The trade body’s latest trading report and accounts state the loss was as a result of bringing the six previous trade bodies together to form the business.
UK Finance had already made a £5.5m loss up to the end of June 2017 and made a further £9.6m loss between July and December 2017.
The biggest expense quoted over the six-month period was £11.7m on its 167 employees and directors.
Of this, £3.68m was attributed to non-recurring restructuring costs – potentially including redundancies and other departing expenses.
Consultants and expenses
In addition to the £11.7 staff costs, a further £3.55m was paid on professional and consultancy fees, while £254,000 went on travel and subsistence payments in the six months.
Directors’ remuneration totalled £453,000, with the highest paid director receiving £353,000, although there are no pension benefits listed for the directors.
Eight members have agreed to prefund UK Finance to a total of £7.8m by agreeing to waive their right to a refund of 50% of their prepaid membership subscriptions.
Six of these prefunding institutions have also provided a guarantee to the landlord of UK Finance’s office space that rent will be paid for the full 15-year term of the lease.
Risks and objectives
The report also identified the principal risks facing the organisation and its strategic objectives.
Recruitment and retention of key people, cash flow during start-up and transformation phase and data migration from previous trade bodies were highlighted as the body’s principal risks.
Strategic risks include ensuring General Data Protection Regulation compliance, strengthening commercial revenue, managing key member relationships and again recruitment and retention of key people.
Strategic objectives cited are: Serving customers better, supporting the economy, enhancing competitiveness, fighting fraud and cyber crime, embracing innovation, and earning trust.

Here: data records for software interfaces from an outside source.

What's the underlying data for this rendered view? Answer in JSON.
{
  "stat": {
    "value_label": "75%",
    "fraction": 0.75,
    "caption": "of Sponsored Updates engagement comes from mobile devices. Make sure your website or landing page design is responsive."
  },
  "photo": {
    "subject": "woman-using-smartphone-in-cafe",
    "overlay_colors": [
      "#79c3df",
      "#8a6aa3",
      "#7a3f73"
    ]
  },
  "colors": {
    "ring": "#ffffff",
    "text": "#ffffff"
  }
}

It added that its performance would be monitored by an annual survey of members.